From Iowa, I drove up to Minneapolis. I was on the phone with my dad a couple of days ago, and I was giving him an outline of what the next week looks like. It was right in the middle of the Hail Haunting of 2018, so I was a bit down about the trip and the next few stops. He found out I was going to Minneapolis, and he said, “Oh. You’ll love Minneapolis. It’s like they picked up a Canadian city and dropped it in the middle of the US.”
I’m not sure about the Canadian part — I was only in Vancouver for four hours — but he was right: I adore Minneapolis.
We’re staying over by the university (Southeast* Minneapolis), and we walked over the river to get to Central Minneapolis (which is I guess what downtown is called here?).
I. Love. It. So much brick and green everywhere.
We walked across Hennepin Avenue Bridge to reach central, and the view is awesome.
We headed straight for the Bob Dylan mural because music was the theme.
And then we walked just a few blocks away to the Sidewalk Harp. It’s an interactive installation by artist Jen Lewin, and it mimics a 36-string harp.
It uses lasers! It makes pretty music! It lights up! (I have video up in my story highlights on IG.)

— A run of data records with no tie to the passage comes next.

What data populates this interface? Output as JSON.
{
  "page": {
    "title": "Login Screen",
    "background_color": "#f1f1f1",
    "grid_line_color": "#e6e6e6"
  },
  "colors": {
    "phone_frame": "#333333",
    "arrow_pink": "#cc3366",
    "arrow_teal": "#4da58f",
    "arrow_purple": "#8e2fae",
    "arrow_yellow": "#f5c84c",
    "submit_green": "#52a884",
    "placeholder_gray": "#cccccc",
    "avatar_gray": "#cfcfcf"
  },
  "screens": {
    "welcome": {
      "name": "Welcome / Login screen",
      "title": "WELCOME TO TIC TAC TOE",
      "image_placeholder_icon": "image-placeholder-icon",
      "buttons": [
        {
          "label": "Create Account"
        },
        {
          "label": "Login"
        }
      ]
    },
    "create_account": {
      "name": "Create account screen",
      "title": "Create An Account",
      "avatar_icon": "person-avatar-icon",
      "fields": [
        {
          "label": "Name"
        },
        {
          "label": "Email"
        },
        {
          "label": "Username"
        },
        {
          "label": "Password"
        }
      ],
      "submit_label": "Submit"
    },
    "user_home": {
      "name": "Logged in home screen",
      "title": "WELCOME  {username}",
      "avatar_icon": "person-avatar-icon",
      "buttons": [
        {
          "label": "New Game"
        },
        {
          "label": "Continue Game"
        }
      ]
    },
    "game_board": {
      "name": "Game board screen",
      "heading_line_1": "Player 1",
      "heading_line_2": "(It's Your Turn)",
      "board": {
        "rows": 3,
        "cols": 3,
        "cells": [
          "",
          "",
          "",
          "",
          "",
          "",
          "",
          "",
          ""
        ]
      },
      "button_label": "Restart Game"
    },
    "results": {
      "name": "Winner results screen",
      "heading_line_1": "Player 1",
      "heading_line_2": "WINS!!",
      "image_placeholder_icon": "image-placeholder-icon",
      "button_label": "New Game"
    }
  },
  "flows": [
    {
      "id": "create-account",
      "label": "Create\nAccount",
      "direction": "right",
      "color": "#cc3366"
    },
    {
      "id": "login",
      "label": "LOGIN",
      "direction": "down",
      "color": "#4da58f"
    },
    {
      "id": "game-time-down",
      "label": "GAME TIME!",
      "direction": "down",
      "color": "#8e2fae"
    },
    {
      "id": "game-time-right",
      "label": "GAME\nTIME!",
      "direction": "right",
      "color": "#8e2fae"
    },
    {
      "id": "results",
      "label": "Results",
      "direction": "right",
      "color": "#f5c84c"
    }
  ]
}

Someone walking by actually paused his phone call and stopped to ask me about it while I was playing with it. He said he walks by every morning on his way to work and hears music playing, but never thought it was the sculpture thing on the wall.
After, I crossed the street to take a picture of a cool fountain. So I saw when the guy who’d been reading a book on a bench nearby got up to go play with the harp for a while. It is very fun, Dude on a Bench.

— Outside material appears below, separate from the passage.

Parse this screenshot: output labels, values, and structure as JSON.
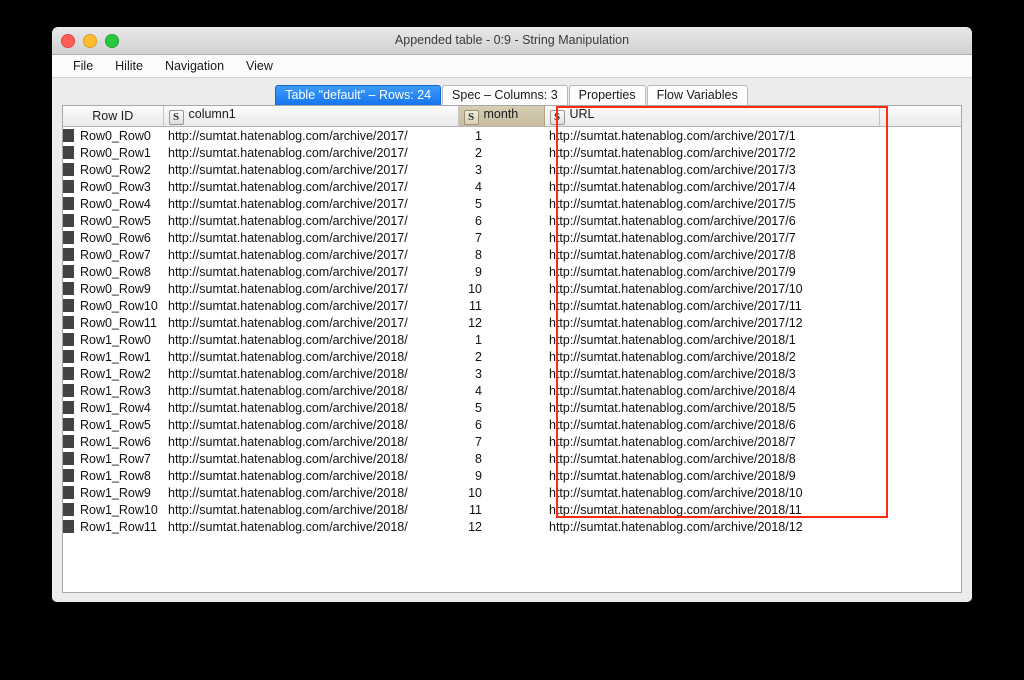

Oh, and here’s that cool fountain I saw.
And on our way to the harp, I came across a bunch of really cool murals.
I wanted to see the Stone Arch Bridge with the night lights on, but we would have had to waste a couple of hours, so we went at twilight, walking through the city, parallel to the river.
I did not use a filter on any of these. The sky is that beautiful all on its own.
The Stone Arch Bridge and Mill Ruins Park are kind of entwined. To get to the park, you walk under the arches on the western end of the bridge.
The bridge itself is beautiful, and its view is awesome.
We walked back on SE 6th Ave and made an interesting discovery. If you can’t pay a visit to all of the historic buildings in Minneapolis, you can visit their miniatures by walking SE 6th Ave from SE Main St to University Ave SE.
They line both sides of the street.
When we got back to the AirBnB, I sent this text to my best friend.
She thought I was a little ridiculous but was pretty supportive considering I sounded like a crazy person. It was the hunger. I was starving by the time we got back.
And, on that note, don’t judge my dinner. I was too hungry to figure out where to get food.
All the bridges and art.
Listening to: The Replacements catalogue
*Southeast Minneapolis is not in the southeastern section of Minneapolis. The University area is on the southern end of Eastern Minneapolis (because it’s east of the river…I assume. I didn’t actually ask anyone.).